[Given data — start]

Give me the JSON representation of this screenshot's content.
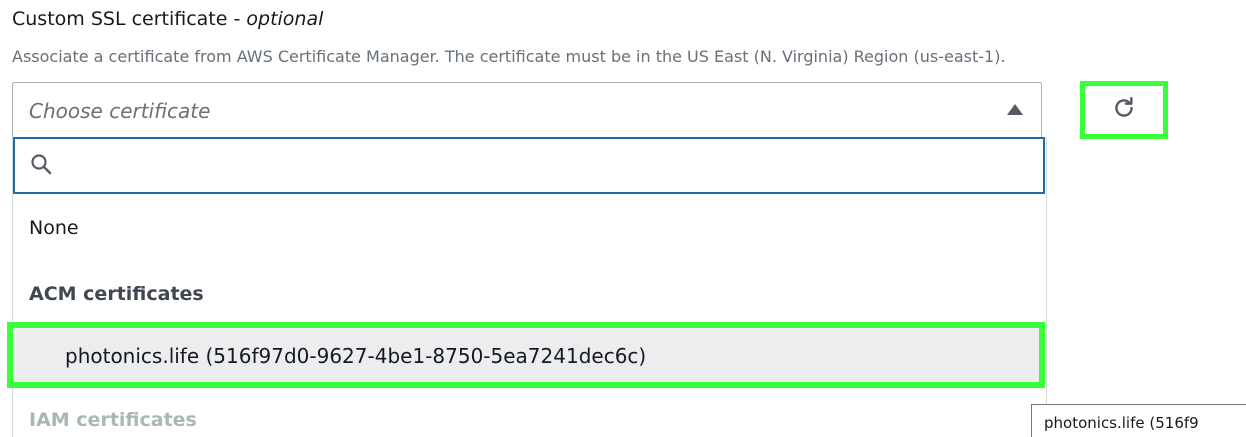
{
  "field": {
    "label": "Custom SSL certificate - ",
    "label_optional": "optional",
    "description": "Associate a certificate from AWS Certificate Manager. The certificate must be in the US East (N. Virginia) Region (us-east-1)."
  },
  "select": {
    "placeholder": "Choose certificate",
    "caret_icon": "caret-up-icon",
    "search_placeholder": ""
  },
  "refresh": {
    "icon": "refresh-icon",
    "highlight_color": "#39ff3a"
  },
  "options": {
    "none_label": "None",
    "acm_group_label": "ACM certificates",
    "acm_items": [
      {
        "label": "photonics.life (516f97d0-9627-4be1-8750-5ea7241dec6c)"
      }
    ],
    "iam_group_label": "IAM certificates"
  },
  "tooltip": {
    "text": "photonics.life (516f9"
  },
  "colors": {
    "focus_border": "#1b6ea8",
    "highlight": "#39ff3a",
    "selected_bg": "#ecedee"
  }
}
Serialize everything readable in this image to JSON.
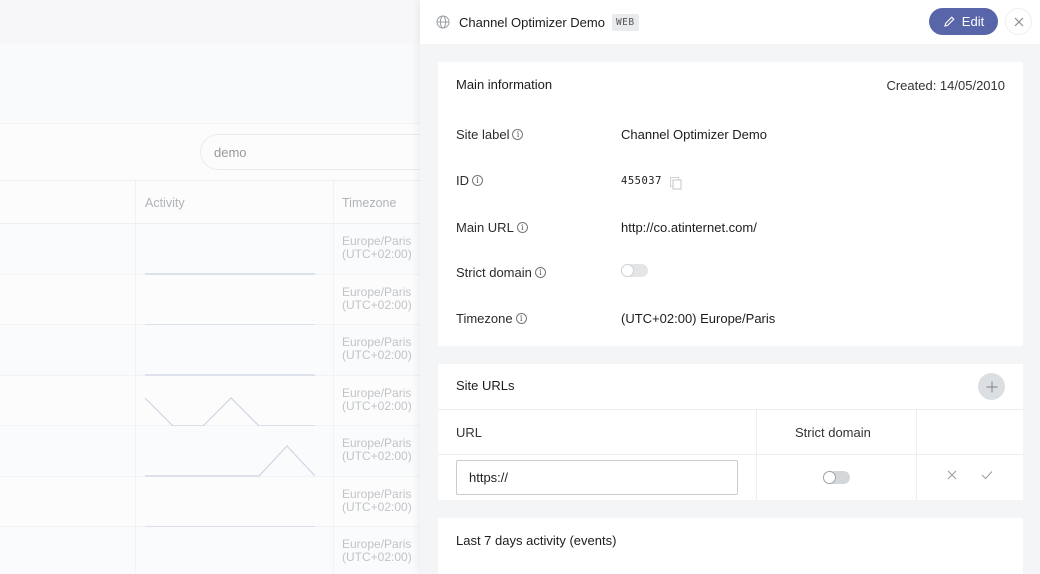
{
  "background": {
    "search_value": "demo",
    "columns": {
      "activity": "Activity",
      "timezone": "Timezone"
    },
    "rows": [
      {
        "timezone_line1": "Europe/Paris",
        "timezone_line2": "(UTC+02:00)"
      },
      {
        "timezone_line1": "Europe/Paris",
        "timezone_line2": "(UTC+02:00)"
      },
      {
        "timezone_line1": "Europe/Paris",
        "timezone_line2": "(UTC+02:00)"
      },
      {
        "timezone_line1": "Europe/Paris",
        "timezone_line2": "(UTC+02:00)"
      },
      {
        "timezone_line1": "Europe/Paris",
        "timezone_line2": "(UTC+02:00)"
      },
      {
        "timezone_line1": "Europe/Paris",
        "timezone_line2": "(UTC+02:00)"
      },
      {
        "timezone_line1": "Europe/Paris",
        "timezone_line2": "(UTC+02:00)"
      }
    ]
  },
  "panel": {
    "title": "Channel Optimizer Demo",
    "badge": "WEB",
    "edit_label": "Edit",
    "main": {
      "title": "Main information",
      "created": "Created: 14/05/2010",
      "fields": {
        "site_label": {
          "label": "Site label",
          "value": "Channel Optimizer Demo"
        },
        "id": {
          "label": "ID",
          "value": "455037"
        },
        "main_url": {
          "label": "Main URL",
          "value": "http://co.atinternet.com/"
        },
        "strict_domain": {
          "label": "Strict domain",
          "value": "off"
        },
        "timezone": {
          "label": "Timezone",
          "value": "(UTC+02:00) Europe/Paris"
        }
      }
    },
    "site_urls": {
      "title": "Site URLs",
      "col_url": "URL",
      "col_strict": "Strict domain",
      "input_value": "https://"
    },
    "activity": {
      "title": "Last 7 days activity (events)"
    }
  },
  "colors": {
    "accent": "#5865a9"
  }
}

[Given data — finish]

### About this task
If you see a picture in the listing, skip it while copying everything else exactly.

### Expected answer
Give me the JSON representation of this screenshot's content.
{
  "field": {
    "label": "Custom SSL certificate - ",
    "label_optional": "optional",
    "description": "Associate a certificate from AWS Certificate Manager. The certificate must be in the US East (N. Virginia) Region (us-east-1)."
  },
  "select": {
    "placeholder": "Choose certificate",
    "caret_icon": "caret-up-icon",
    "search_placeholder": ""
  },
  "refresh": {
    "icon": "refresh-icon",
    "highlight_color": "#39ff3a"
  },
  "options": {
    "none_label": "None",
    "acm_group_label": "ACM certificates",
    "acm_items": [
      {
        "label": "photonics.life (516f97d0-9627-4be1-8750-5ea7241dec6c)"
      }
    ],
    "iam_group_label": "IAM certificates"
  },
  "tooltip": {
    "text": "photonics.life (516f9"
  },
  "colors": {
    "focus_border": "#1b6ea8",
    "highlight": "#39ff3a",
    "selected_bg": "#ecedee"
  }
}
Serialize everything readable in this image to JSON.
{
  "background": {
    "search_value": "demo",
    "columns": {
      "activity": "Activity",
      "timezone": "Timezone"
    },
    "rows": [
      {
        "timezone_line1": "Europe/Paris",
        "timezone_line2": "(UTC+02:00)"
      },
      {
        "timezone_line1": "Europe/Paris",
        "timezone_line2": "(UTC+02:00)"
      },
      {
        "timezone_line1": "Europe/Paris",
        "timezone_line2": "(UTC+02:00)"
      },
      {
        "timezone_line1": "Europe/Paris",
        "timezone_line2": "(UTC+02:00)"
      },
      {
        "timezone_line1": "Europe/Paris",
        "timezone_line2": "(UTC+02:00)"
      },
      {
        "timezone_line1": "Europe/Paris",
        "timezone_line2": "(UTC+02:00)"
      },
      {
        "timezone_line1": "Europe/Paris",
        "timezone_line2": "(UTC+02:00)"
      }
    ]
  },
  "panel": {
    "title": "Channel Optimizer Demo",
    "badge": "WEB",
    "edit_label": "Edit",
    "main": {
      "title": "Main information",
      "created": "Created: 14/05/2010",
      "fields": {
        "site_label": {
          "label": "Site label",
          "value": "Channel Optimizer Demo"
        },
        "id": {
          "label": "ID",
          "value": "455037"
        },
        "main_url": {
          "label": "Main URL",
          "value": "http://co.atinternet.com/"
        },
        "strict_domain": {
          "label": "Strict domain",
          "value": "off"
        },
        "timezone": {
          "label": "Timezone",
          "value": "(UTC+02:00) Europe/Paris"
        }
      }
    },
    "site_urls": {
      "title": "Site URLs",
      "col_url": "URL",
      "col_strict": "Strict domain",
      "input_value": "https://"
    },
    "activity": {
      "title": "Last 7 days activity (events)"
    }
  },
  "colors": {
    "accent": "#5865a9"
  }
}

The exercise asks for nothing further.